Creating a conundrum that forms out of the lack of medical training among most law enforcement, and the underlying mental health conditions most patients with substance dependencies suffer from. That inevitably results in complex, high pressure situations that often distill into the one critical questions – in what instances should someone be treated like a patient or like a suspect?
For law enforcement, this is an incredibly difficult situation unfairly imposed upon them.
As Abraham Maslow said in 1966, “I suppose it is tempting, if the only tool you have is a hammer, to treat everything as if it were a nail.”
Law enforcement only recently began training to identify mental health conditions among patients and to defer traditional criminal enforcement tactics for more clinically sound, restorative approaches to justice. But the training is by no means standardized and inconsistently implemented across police departments across the country.
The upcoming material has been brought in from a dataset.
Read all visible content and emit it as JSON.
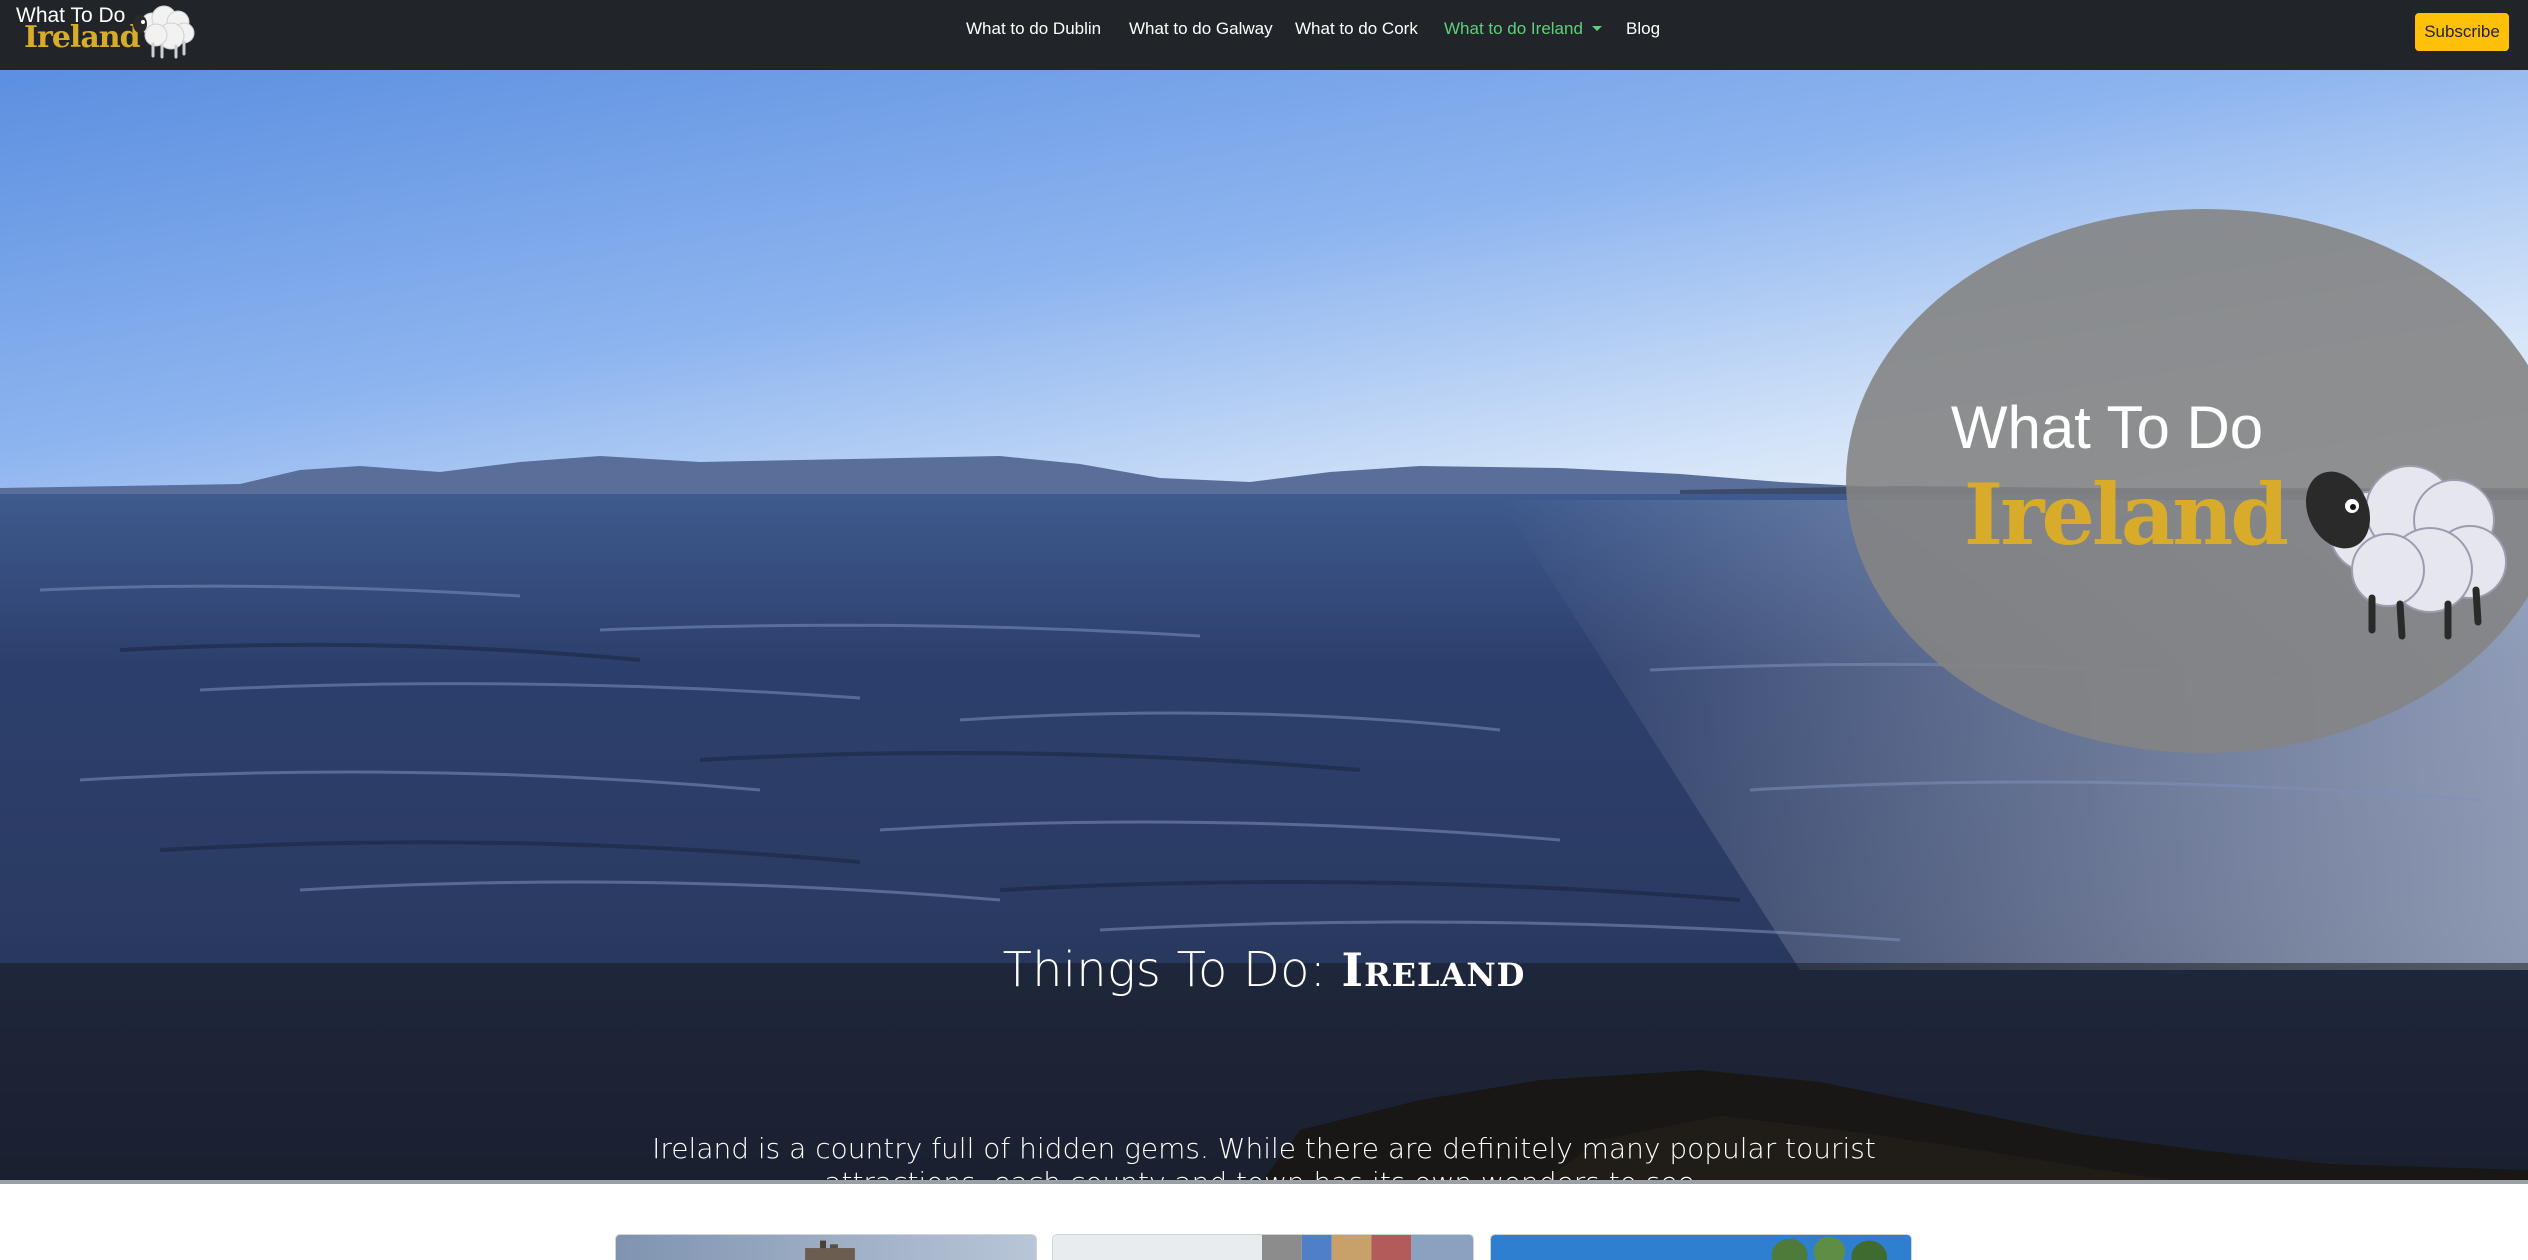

With the recent announcement by Attorney General Merrick Garland initiating a practice-or-pattern investigation on the Minneapolis police department, and a similar investigation on the Louisville police department, we should also consider the value of initiating an investigation to identify police practices that best address the patient-or-suspect conundrum in which many officers find themselves mired in.
Such an investigation would glean tremendous insight on the nuanced decision-making both law enforcement officers and mental health patients go through during high pressure situations, and would elucidate the subtle biases that lead certain officers to initiate medical interventions and others to initiate traditional law enforcement tactics.
Some may counter that the diverse population and varied police enforcement needs across different communities make it impossible to conduct such a study nationwide. A valid criticism – law enforcement must be locally-focused, to address specific needs unique to each community.
But we can still learn much by comparing communities, determining whether certain practices apply to other areas, or why certain practices only work in specific areas.
And develop models unique to each community that analyze police department activities and traditional crime metrics to the clinical outcomes for patients with substance use dependencies. These models would define patterns that emerge through when observing collective behaviors, among both law enforcement and mental health patients.
Patterns that can identify best practices among different police departments across different communities to improve the overall quality of law enforcement – helping police recognize that sometimes what appears to be a nail is not nail.